What is there between you and Jigmae that makes you connect musically?
I think that we both allow ourselves the creative space to experiment with the sounds we find interesting. We don’t always see eye to on everything but we’re open-minded with each other’s writing style. He and I usually write together, so I’m figuring out a piece of guitar I like while he messes with his guitar and the lyrics, and at some point those things all just connect with each other. It’s always so interesting for me.
I read a quote from Jigmae where he said: “Jeremy is the meanest guitar player around and you can only really understand that from our live shows. He’s the best I’ve ever seen and it’s an honor to play with him.”
That’s very nice! (laughs)
What do you think he means by “the meanest?”
He’s probably referring to how loud we are and the tone of my guitar…that shrieking noise I make when I play (laughs).
Is it true that you make your guitars?
That’s half-true. I would go to visit my uncle, who lives a little bit north of San Francisco, and he would help me put together guitar. I’d usually take a really cheap body and buy some pickups and put one or two of them on there…
And how did you learn to play?
I took lesson for a few months when I was 14 and then stopped. I learned on my own after that. When I started playing guitar I was just playing electric so I had a lot of opportunity to experiment with the sounds I wanted to have come out.
In the documentary, It Might Get Loud, there’s a terrific scene where Jimmy Page is gleefully listening to Link Wray’s Rumble and delighting in the ‘attitude’ behind his licks. When I listen to Royal Baths, I hear a deliberate, exaggerated ‘cool’ in how you play off the lyrics; in other words, it’s clear you were having fun with it.
Well, first of all, thank you. I like the kinds of guitar noises that are a little bit strange and that might even be confused for other instruments and I think I tried to explore that as much as possible. I do try to play off Jigmae’s lyrics – that’s always very important to me – so I’m certainly conscious of the attitude I’m projecting.
How much of your sound was or is born out of necessity and your dependence on access to equip or you’re your own ability?
I certainly found mine out of playing cheap guitars that I didn’t mind damaging in order to get that sound out of. I think if I had a bunch of really nice guitars I wouldn’t have found that same sound because I would have been more cautious – and caution just holds you back. A lot of our references that people use to describe us come from the first record which was recorded almost purely out of necessity.

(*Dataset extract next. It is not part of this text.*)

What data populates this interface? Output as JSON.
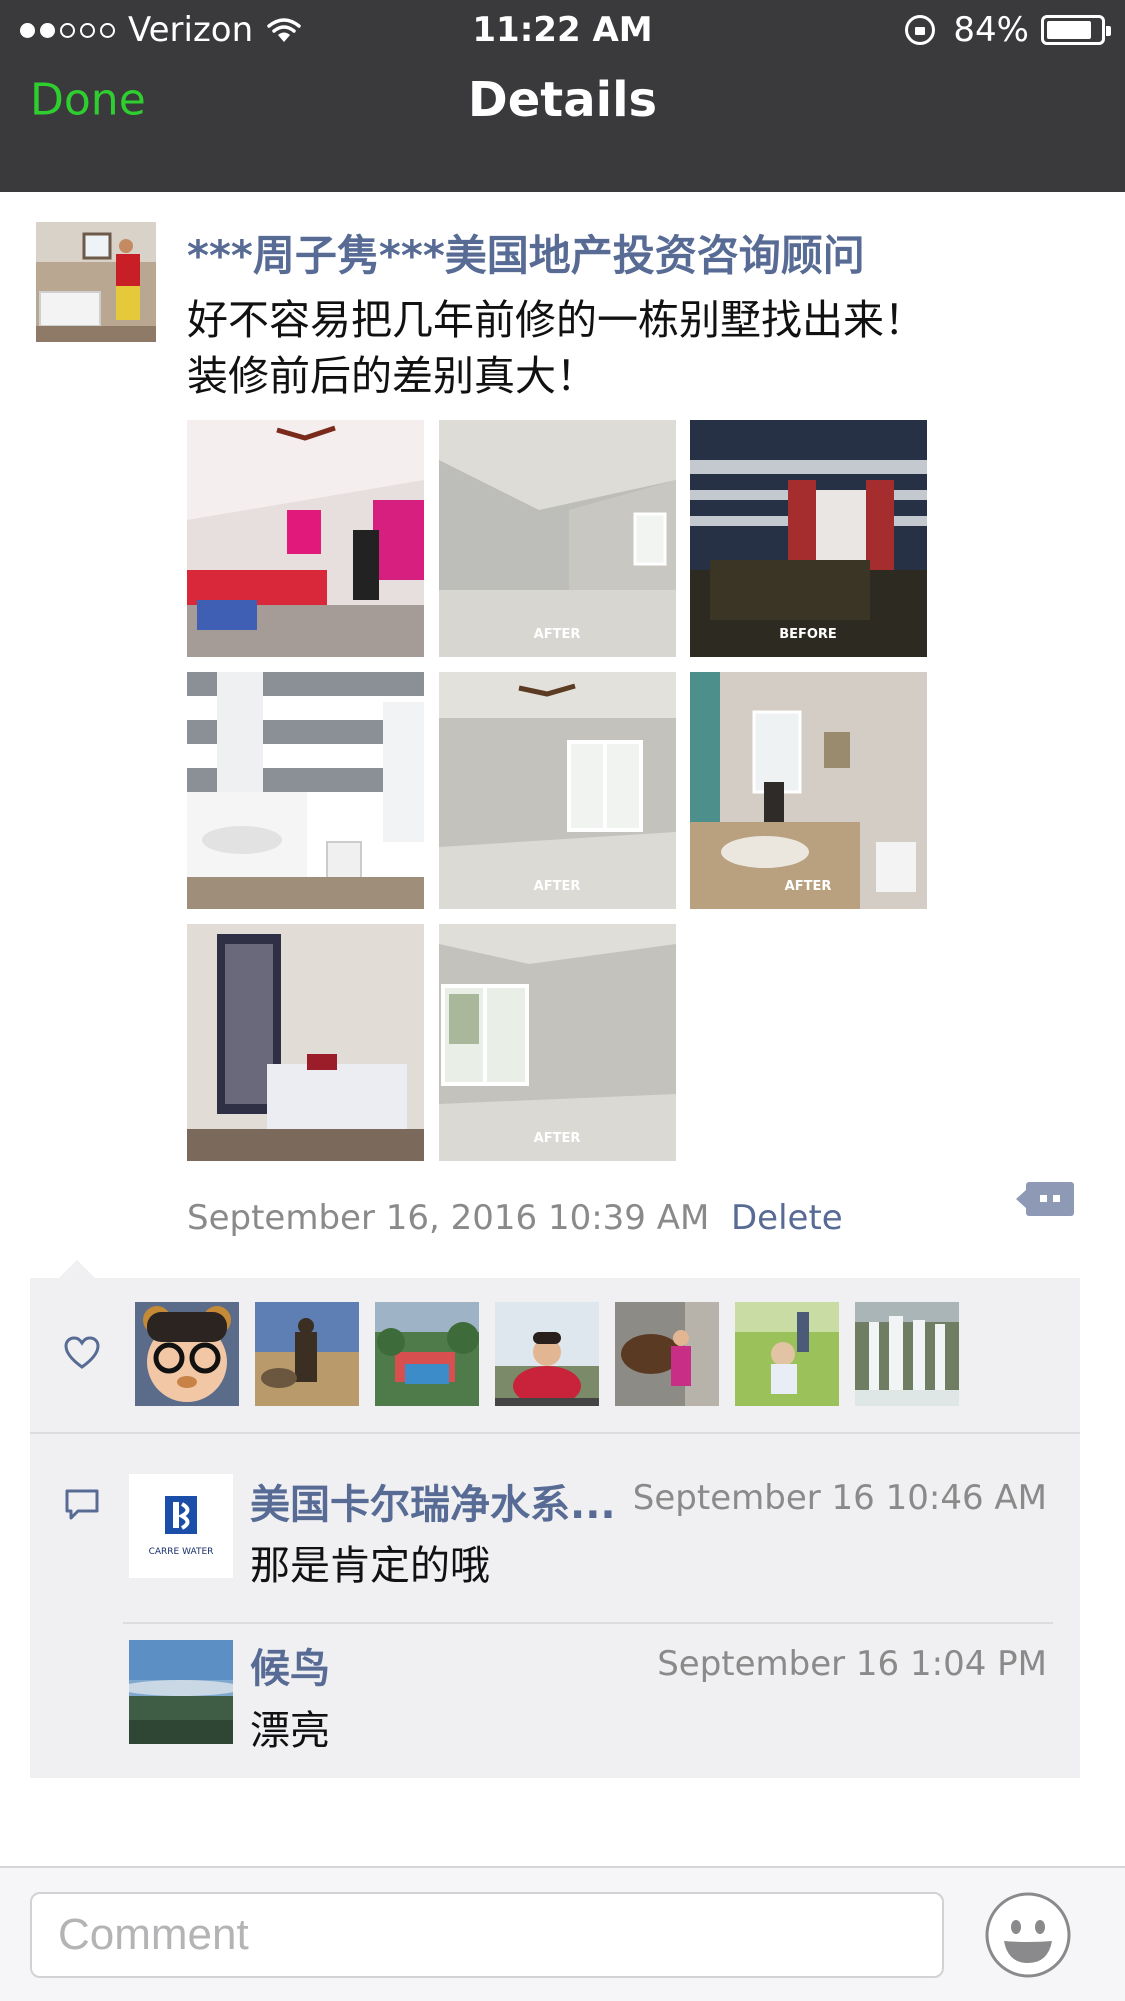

We used a TASCAM 388, which is an 8-Track ¼-inch machine. Jigmae and I stayed up all night in our rehearsal space – because we had to go when no one else was there – and we’d write and record until all the other bands would start showing up in the morning. I mixed it all myself and really didn’t know what I was doing so it definitely has that ‘lo-if’ sound that a lot of people like to label us as having. I think a lot of people get confused and assume that we were purposefully trying to create that sound but really, it was out of necessity. I think Better Luck Next Life sounds a lot different from that one though, and I hope that people take notice of that.
Last question for you: If you could interview any musician, alive or dead, who would it be?
Hmmm…Do I want to name drop here? (laughs) I’m going to have to say John Fahey – he’s done a lot of finger-picking that’s inspired some of the tunings that we use so I’d definitely want to talk to him. And Sam Cook. He kind of circumvented the middle man of the music industry.
Royal Baths released their lo-fi debut Litanies in 2010 (drawing rampant snap comparisons to 60’s psychedelia and Velvet Underground). Their sophomoric 2011 release, Better Luck Next Life, is rife with lurid, almost sinister bluesy-garage rock. Their newest video, Harder, Faster, featuring too-cool-for-school lovers roaming the streets in search of trouble, can be viewed here.